He was not happy with the amount they ordered him to pay, so he asked for a continuance. However they established visitation in a gradual step-up fashion. I was not happy with this at all. He had never shown an interest in my daughter before, but now - all of a sudden - with a price tag on my daughter, he was adamant about "following the court order" (touching, isn't it?). But there was an edginess to it all. He seemed panicked and his energy was all off. His once unshakable and confident demeanor seemed a bit desperate, reflected in his threats, his attempt to drop his wife's name at every opportune moment. So obvious, for someone who is usually so smooth. It became apparent that the wife still knew nothing, though he kept saying she did (methinks he protested too much).
Finally, in one last act of desperation, he drove over four hours to "talk honestly" with me, prior to a meeting I had with an attorney. I was thinking this was going to be some revelatory moment. And yet, it turned out to be more of the same threats and ultimatums. This time, however he threw in a deal. He would agree to less money per month and no visitation if I left him alone.

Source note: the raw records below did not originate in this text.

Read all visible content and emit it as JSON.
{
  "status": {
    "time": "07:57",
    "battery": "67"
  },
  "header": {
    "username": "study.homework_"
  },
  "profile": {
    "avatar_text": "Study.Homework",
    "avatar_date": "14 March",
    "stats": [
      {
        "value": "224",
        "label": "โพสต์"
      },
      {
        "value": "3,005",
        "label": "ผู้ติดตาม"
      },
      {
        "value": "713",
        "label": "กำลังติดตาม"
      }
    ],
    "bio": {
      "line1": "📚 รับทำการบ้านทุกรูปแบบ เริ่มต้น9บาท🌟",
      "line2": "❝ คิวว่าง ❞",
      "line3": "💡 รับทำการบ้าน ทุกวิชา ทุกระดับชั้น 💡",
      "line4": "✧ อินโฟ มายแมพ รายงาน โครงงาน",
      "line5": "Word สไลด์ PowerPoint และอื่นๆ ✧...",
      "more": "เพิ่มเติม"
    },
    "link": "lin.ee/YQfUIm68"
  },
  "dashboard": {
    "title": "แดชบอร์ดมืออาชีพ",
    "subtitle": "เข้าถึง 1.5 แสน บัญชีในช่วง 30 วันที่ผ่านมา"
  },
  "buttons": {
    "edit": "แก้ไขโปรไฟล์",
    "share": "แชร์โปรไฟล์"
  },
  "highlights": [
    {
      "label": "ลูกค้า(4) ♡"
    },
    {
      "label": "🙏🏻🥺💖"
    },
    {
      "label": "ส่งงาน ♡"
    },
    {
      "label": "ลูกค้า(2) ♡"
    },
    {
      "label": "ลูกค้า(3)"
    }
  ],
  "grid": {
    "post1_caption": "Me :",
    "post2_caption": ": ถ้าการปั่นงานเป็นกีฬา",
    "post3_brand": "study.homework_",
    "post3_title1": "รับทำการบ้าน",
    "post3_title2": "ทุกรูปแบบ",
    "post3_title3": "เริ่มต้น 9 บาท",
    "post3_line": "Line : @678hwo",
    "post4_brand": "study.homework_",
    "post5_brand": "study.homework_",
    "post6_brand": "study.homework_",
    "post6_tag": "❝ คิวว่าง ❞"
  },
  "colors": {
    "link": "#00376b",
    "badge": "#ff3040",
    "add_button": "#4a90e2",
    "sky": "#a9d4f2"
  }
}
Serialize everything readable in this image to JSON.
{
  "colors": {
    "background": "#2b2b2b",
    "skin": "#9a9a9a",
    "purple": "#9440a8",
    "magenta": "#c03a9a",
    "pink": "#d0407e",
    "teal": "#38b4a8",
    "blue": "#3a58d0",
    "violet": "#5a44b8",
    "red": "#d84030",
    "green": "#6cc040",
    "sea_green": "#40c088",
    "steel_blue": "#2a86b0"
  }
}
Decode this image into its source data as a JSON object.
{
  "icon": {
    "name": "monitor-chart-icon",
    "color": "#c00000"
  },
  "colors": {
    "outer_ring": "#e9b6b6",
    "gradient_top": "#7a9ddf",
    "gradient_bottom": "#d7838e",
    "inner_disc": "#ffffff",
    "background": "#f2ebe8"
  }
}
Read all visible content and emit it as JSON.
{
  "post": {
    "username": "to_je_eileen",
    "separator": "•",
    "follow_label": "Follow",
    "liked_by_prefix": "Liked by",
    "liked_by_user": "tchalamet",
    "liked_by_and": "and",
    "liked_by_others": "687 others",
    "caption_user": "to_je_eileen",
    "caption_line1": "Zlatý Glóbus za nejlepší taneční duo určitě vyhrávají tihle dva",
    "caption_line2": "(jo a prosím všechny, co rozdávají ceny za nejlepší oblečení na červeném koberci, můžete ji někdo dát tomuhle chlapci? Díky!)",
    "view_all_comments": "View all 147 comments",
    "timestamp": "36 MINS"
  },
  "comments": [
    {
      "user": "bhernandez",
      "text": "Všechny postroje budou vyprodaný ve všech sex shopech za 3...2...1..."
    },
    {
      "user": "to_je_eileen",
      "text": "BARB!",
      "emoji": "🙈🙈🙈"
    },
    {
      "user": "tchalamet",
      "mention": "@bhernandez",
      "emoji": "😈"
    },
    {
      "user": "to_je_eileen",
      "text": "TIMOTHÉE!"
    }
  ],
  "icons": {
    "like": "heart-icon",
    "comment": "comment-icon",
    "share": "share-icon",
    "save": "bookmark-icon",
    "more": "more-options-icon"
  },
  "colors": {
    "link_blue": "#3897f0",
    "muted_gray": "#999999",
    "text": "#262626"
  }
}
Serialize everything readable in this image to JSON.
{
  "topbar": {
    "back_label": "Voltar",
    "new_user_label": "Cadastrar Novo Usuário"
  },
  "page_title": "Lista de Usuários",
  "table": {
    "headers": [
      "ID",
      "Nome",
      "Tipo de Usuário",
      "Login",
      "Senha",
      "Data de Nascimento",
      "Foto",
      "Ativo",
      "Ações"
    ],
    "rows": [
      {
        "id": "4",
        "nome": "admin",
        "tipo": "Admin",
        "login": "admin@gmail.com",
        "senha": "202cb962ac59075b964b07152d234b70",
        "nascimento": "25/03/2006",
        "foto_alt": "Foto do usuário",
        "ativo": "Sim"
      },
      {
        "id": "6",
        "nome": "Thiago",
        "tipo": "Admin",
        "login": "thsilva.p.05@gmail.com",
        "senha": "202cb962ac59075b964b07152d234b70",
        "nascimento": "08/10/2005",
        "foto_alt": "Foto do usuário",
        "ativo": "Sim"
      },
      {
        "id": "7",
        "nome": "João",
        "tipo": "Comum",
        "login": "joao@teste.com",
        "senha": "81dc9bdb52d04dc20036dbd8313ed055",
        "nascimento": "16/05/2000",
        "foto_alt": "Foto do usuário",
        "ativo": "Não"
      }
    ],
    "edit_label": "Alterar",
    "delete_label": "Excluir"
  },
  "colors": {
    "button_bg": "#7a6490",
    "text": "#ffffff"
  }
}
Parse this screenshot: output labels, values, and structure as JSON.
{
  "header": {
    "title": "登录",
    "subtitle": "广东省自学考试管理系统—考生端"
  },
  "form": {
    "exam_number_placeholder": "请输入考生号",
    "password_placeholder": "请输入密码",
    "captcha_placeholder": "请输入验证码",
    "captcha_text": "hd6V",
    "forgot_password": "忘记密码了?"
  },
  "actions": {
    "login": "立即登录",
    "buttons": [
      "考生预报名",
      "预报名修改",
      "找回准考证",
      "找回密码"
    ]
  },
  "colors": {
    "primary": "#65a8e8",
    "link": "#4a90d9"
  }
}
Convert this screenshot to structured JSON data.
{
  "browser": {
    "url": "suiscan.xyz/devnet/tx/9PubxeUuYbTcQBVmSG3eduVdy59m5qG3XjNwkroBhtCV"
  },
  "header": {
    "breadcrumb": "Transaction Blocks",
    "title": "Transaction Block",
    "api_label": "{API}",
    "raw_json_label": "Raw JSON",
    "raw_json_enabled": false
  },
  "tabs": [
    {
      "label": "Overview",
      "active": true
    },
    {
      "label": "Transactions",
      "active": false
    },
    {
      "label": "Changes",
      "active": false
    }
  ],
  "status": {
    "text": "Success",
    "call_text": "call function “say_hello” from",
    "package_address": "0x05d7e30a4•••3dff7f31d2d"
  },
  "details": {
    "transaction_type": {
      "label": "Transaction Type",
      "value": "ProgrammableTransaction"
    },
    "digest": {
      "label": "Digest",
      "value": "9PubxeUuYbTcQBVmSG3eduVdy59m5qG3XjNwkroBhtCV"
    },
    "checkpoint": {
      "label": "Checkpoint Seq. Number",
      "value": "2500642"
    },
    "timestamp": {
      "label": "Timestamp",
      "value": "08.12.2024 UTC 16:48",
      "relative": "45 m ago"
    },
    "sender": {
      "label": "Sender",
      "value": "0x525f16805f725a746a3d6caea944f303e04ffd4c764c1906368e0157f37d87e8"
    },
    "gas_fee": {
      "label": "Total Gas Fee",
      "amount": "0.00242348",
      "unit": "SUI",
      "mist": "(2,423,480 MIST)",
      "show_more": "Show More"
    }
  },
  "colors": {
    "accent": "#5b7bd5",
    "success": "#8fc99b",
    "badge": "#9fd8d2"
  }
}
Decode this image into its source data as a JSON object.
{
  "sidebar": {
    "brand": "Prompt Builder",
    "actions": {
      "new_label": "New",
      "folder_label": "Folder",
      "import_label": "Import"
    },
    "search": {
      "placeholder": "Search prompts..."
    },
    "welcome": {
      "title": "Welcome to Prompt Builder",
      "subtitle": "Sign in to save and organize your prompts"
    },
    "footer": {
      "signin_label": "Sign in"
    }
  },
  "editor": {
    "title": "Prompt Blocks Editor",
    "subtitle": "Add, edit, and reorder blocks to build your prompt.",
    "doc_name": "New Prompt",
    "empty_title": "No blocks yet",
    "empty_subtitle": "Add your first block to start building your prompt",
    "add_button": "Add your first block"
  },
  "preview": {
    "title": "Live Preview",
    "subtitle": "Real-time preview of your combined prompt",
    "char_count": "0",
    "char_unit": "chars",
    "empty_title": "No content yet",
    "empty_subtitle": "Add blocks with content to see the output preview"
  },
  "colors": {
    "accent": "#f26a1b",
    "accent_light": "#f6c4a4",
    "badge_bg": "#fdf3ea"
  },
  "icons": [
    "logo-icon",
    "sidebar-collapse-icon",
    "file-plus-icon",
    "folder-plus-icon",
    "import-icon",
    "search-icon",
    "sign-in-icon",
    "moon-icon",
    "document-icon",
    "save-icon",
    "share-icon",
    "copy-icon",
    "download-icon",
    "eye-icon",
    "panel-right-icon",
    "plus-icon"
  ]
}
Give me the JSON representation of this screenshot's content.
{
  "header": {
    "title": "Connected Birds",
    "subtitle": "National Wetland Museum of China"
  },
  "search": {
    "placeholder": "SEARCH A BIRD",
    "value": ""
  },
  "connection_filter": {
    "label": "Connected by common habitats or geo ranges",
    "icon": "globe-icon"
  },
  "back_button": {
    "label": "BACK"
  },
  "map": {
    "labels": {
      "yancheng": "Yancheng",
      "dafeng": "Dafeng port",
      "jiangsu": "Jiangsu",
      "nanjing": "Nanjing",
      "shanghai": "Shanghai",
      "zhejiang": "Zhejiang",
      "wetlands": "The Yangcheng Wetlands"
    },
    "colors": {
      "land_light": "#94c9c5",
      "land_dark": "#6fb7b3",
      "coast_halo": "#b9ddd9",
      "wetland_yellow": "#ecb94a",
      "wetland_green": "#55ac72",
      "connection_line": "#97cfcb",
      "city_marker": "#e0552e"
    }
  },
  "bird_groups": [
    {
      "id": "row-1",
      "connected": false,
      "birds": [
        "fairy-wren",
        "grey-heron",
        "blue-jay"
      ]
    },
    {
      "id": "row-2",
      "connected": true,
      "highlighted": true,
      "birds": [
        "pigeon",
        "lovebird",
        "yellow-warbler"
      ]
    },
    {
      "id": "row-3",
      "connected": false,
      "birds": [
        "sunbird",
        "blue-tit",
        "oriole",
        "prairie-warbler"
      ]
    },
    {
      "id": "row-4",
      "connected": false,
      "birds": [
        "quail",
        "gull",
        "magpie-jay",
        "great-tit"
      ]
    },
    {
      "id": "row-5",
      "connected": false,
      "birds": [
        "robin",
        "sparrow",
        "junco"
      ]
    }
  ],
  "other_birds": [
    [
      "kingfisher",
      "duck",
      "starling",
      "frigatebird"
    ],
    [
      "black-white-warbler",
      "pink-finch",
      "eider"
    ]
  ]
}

This is when it is helpful to know who you are dealing with. Had I been dealing with anything other than a sociopath, I would have said "hell no." The cards were in my favor. He was bluffing and it was obvious. No way would he risk visiting my daughter every weekend with the wife wondering what he was up to. But with a sociopath, I've learned, you have to let them think that they're winning. It appeases some control thing they have an insatiable appetite for. And regardless of how little the child support would have been, he would have come up with another number, I'm sure. He just had to feel like he was dominating the outcome in all of this.
Thanks to this website, I've learned much about how to best deal with him, but even so this was also through trial and error. I have lost several battles dealing with my ex, much to my frustration. I became emotional when I shouldn't have. I let him push my buttons when he refused to call my daughter by name. I reacted in fear when it seemed obvious he had objectified her, reduced to simply an obstacle that needed to be removed from his life. After much consideration, I decided to accept his offer. Though very tempting, to call him bluff would have infuriated him, and I have no doubt he would have periodically made my life uncomfortable. Initially, I would have felt satisfied that I got his goat. But it would have been short-lived and a small victory for small battle in a much larger war that held higher stakes. His offer affords us peace. And it affords him the illusion that he won.
As m.e. wrote in response to one of my emails "it would be better for my daughter to live in poverty than to have this man a part of her life."
My daughter and I get to live in peace, in a healthy environment, with tons of people to love us both. And we get a monthly allowance from the biological (albeit sociopathic) sperm donor.
Battle lost. War won.
Friday, March 12, 2010
Child custody fights (part 2)
A reader's experience in a child custody fight with her sociopath ex (cont.):